Cisco's Cyber Ops seems promising, but I don't know how much this will even be able to achieve if other educating organizations don't follow suit. Something thats going to help is having more affordable training camps/education. So people who are starting new families, needing to pay bills, can afford to educate themselves and bridge this gap in the later years.

As a final remark though, thank you all for posting, this community is one of the reason I got a co-op in the field and able to start off my career :)
One of the things I'm seeing for all of the open positions that show up in my "business social media account" is that employers are looking for a Swiss army knife individual. Someone that would, in most organizations be up to 3 separate people. This shows a level of ignorance in management. The other aspect, which has been mentioned here, is the lack of understanding within the human resources departments. I don't know how to solve this issue, but I see it everywhere.
Dude, send me a resume. ;)
There isn't a shortage per-se, but when I worked in a SOC, we lost 20 analysts in 30 months, usually due to the issues of getting a clearance (which took on average 9-18 months back in 2008 or so), the pay issue (most of the people wound up going to places where they could make 1.5 to 2x what they were earning), and while management did understand the issues, the ability to cross train into different areas was non-existant (or discouraged).

We lost a promising young guy in his mid 20's due to this issue, and he got snatched up by an out of state firm inside of 2 weeks of his leaving (companies taking too long to get back to prospective employees is a good reason why positions aren't filled either).

I also see the same positions open on a constant basis where I am, and that leads to a lot of people asking the question 'what is wrong with this organization that they can't hold on to their staff?'...

Also, employers have un-realistic ideas on their requirements on skills, IMO, if you understand one SIEM or Virtual Machine, you can pretty much figure them all out (it ain't rocket science, companies)...LOL
As many have mentioned, finding talent is one part of the challenge – the other is hiring.

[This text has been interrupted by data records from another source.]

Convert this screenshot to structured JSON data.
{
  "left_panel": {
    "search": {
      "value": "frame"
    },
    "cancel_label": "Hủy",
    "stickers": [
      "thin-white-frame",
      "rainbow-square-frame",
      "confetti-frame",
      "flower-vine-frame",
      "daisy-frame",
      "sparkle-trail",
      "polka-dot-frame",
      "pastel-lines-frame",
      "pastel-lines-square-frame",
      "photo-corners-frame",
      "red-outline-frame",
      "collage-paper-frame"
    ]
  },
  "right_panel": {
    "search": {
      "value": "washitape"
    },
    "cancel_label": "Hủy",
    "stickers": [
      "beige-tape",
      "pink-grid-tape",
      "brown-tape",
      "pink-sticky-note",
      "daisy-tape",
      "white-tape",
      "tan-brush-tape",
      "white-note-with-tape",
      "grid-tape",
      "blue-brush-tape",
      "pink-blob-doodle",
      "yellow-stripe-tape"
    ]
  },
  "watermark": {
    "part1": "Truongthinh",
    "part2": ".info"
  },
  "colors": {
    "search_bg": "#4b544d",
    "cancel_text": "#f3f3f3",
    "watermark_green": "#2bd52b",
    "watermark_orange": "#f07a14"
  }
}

Those organizational issues and leadership buy-in that are impeding finding and hiring talent (salary & benefits, expectations of the role, not providing resources and the wherewithal to facilitate change = scapegoat). Additionally, hiring managers are typically horrible at selling themselves, the role, and the organization.

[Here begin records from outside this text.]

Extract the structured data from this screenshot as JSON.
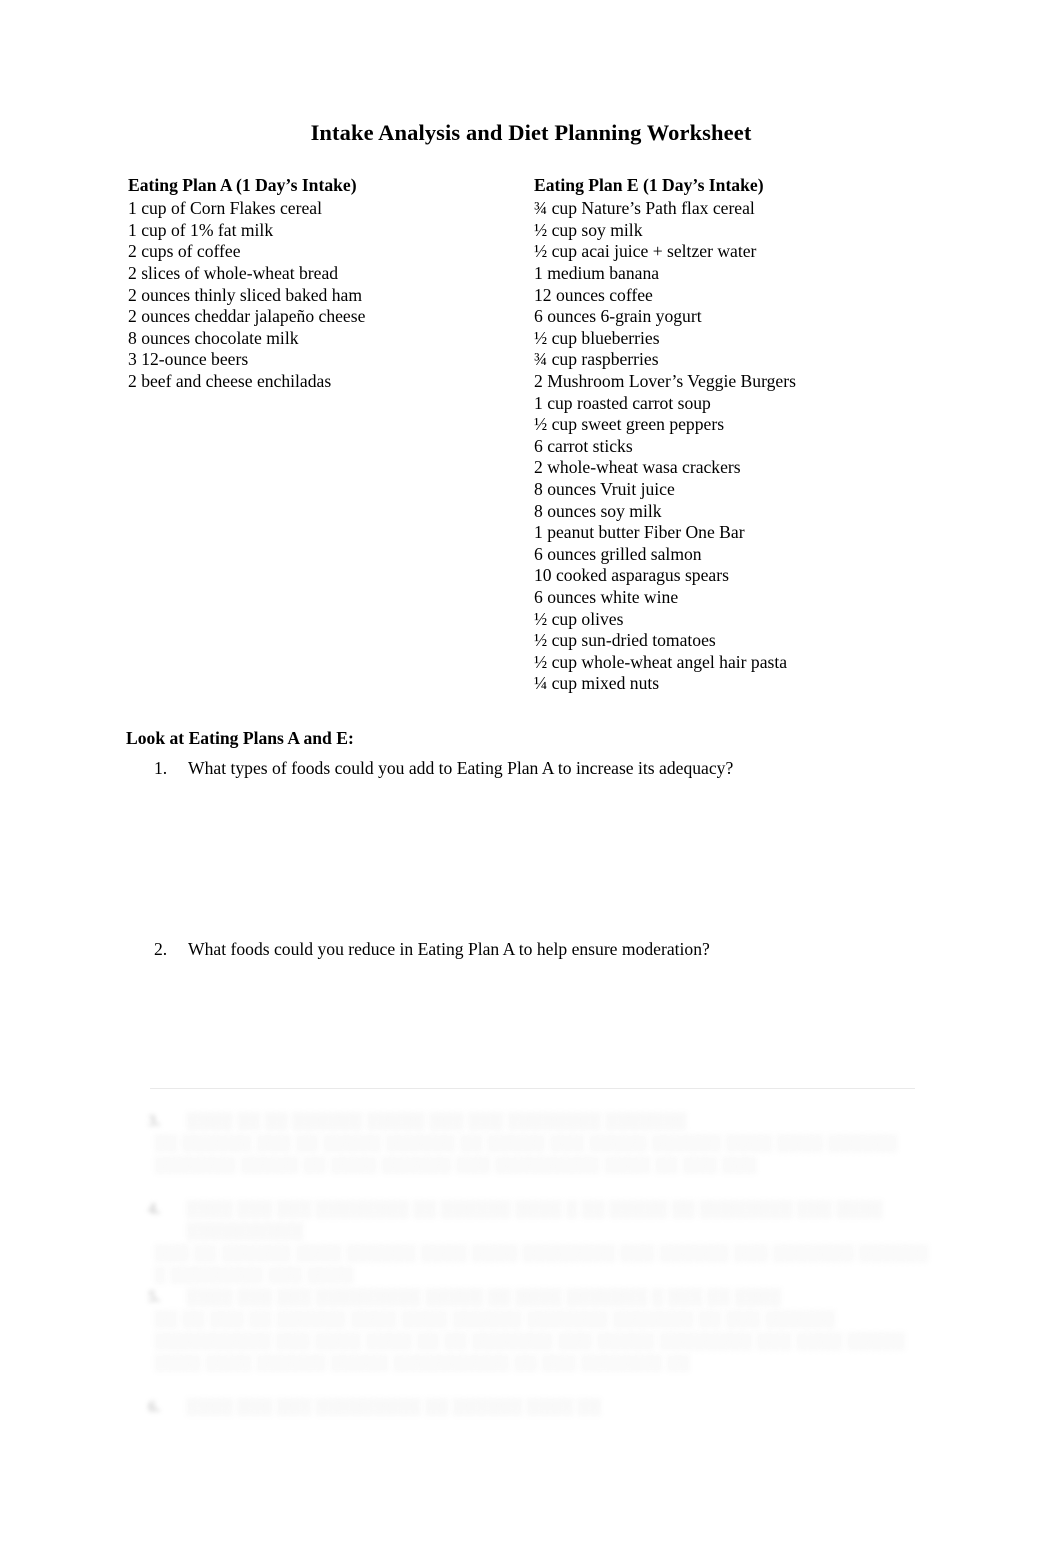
{
  "document": {
    "title": "Intake Analysis and Diet Planning Worksheet"
  },
  "plan_a": {
    "heading": "Eating Plan A (1 Day’s Intake)",
    "items": [
      "1 cup of Corn Flakes cereal",
      "1 cup of 1% fat milk",
      "2 cups of coffee",
      "2 slices of whole-wheat bread",
      "2 ounces thinly sliced baked ham",
      "2 ounces cheddar jalapeño cheese",
      "8 ounces chocolate milk",
      "3 12-ounce beers",
      "2 beef and cheese enchiladas"
    ]
  },
  "plan_e": {
    "heading": "Eating Plan E (1 Day’s Intake)",
    "items": [
      "¾ cup Nature’s Path flax cereal",
      "½ cup soy milk",
      "½ cup acai juice + seltzer water",
      "1 medium banana",
      "12 ounces coffee",
      "6 ounces 6-grain yogurt",
      "½ cup blueberries",
      "¾ cup raspberries",
      "2 Mushroom Lover’s Veggie Burgers",
      "1 cup roasted carrot soup",
      "½ cup sweet green peppers",
      "6 carrot sticks",
      "2 whole-wheat wasa crackers",
      "8 ounces Vruit juice",
      "8 ounces soy milk",
      "1 peanut butter Fiber One Bar",
      "6 ounces grilled salmon",
      "10 cooked asparagus spears",
      "6 ounces white wine",
      "½ cup olives",
      "½ cup sun-dried tomatoes",
      "½ cup whole-wheat angel hair pasta",
      "¼ cup mixed nuts"
    ]
  },
  "questions": {
    "heading": "Look at Eating Plans A and E:",
    "items": [
      {
        "number": "1.",
        "text": "What types of foods could you add to Eating Plan A to increase its adequacy?"
      },
      {
        "number": "2.",
        "text": "What foods could you reduce in Eating Plan A to help ensure moderation?"
      }
    ]
  },
  "faded_section": {
    "note": "Lower portion of page is faded and blurred; text is not legible.",
    "blocks": [
      {
        "number": "3.",
        "question": "░░░░ ░░ ░░ ░░░░░░ ░░░░░ ░░░ ░░░ ░░░░░░░░ ░░░░░░░",
        "answer": "░░ ░░░░░░ ░░░ ░░ ░░░░░ ░░░░░░ ░░ ░░░░░ ░░░ ░░░░░ ░░░░░░ ░░░░ ░░░░ ░░░░░░ ░░░░░░░ ░░░░░ ░░ ░░░░ ░░░░░░ ░░░ ░░░░░░░░░ ░░░░ ░░ ░░░ ░░░"
      },
      {
        "number": "4.",
        "question": "░░░░ ░░░ ░░░ ░░░░░░░░ ░░ ░░░░░░ ░░░░ ░ ░░ ░░░░░ ░░ ░░░░░░░░ ░░░ ░░░░ ░░░░░░░░░░",
        "answer": "░░░ ░░ ░░░░░░ ░░░░ ░░░░░░ ░░░░ ░░░░ ░░░░░░░░ ░░░ ░░░░░░ ░░░ ░░░░░░░ ░░░░░░ ░ ░░░░░░░░ ░░░ ░░░░"
      },
      {
        "number": "5.",
        "question": "░░░░ ░░░ ░░░ ░░░░░░░░░ ░░░░░ ░░ ░░░░ ░░░░░░░ ░ ░░░ ░░ ░░░░",
        "answer": "░░ ░░ ░░░ ░░ ░░░░░░ ░░░░ ░░░░ ░░░░░░ ░░░░░░░ ░░░░░░░ ░░ ░░░ ░░░░░░ ░░░░░░░░░░ ░░░ ░░░░ ░░░░ ░░ ░░ ░░░░░░░ ░░░ ░░░░░ ░░░░░░░░ ░░░ ░░░░ ░░░░░ ░░░░ ░░░░ ░░░░░░ ░░░░░ ░░░░░░░░░░ ░░ ░░░ ░░░░░░░ ░░"
      },
      {
        "number": "6.",
        "question": "░░░░ ░░░ ░░░ ░░░░░░░░░ ░░ ░░░░░░ ░░░░ ░░",
        "answer": ""
      }
    ]
  }
}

There is a falsehood regarding a lack of talent to hire. As hiring managers, we need to adjust our expectations to the market and be realistic to the candidates that are out there. Waiting for that 'perfect candidate', using excuses that candidates are 'not technical enough', and leveraging contractors/consultants for FTE roles but then refusing to hire folks that have been contractors/consultants are straw man arguments perpetuating this so-called problem. When there are associates of mine having a hard time getting a FTE role in InfoSec, then there is not a hiring shortage but hiring managers not adjusting to the market.
What is being done about the world-wide shortage of "mainframe COBOL" programmers?

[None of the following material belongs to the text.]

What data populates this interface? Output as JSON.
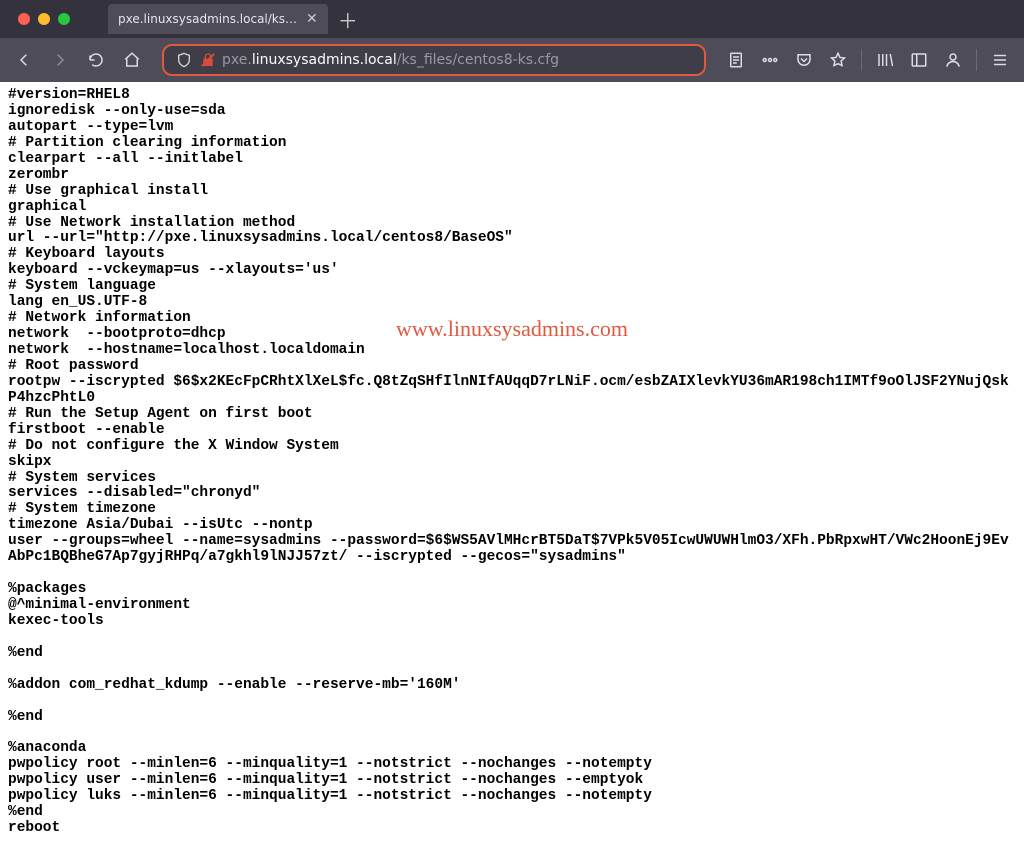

As I remember, there was an initiative to recruit & train "Generation X" fresh Computer Science graduates, to replace the "grey-beards" who were retiring to Florida, Port Townsend, or Salt Spring Island?

Is it time for a similar initiative?

Diary Archives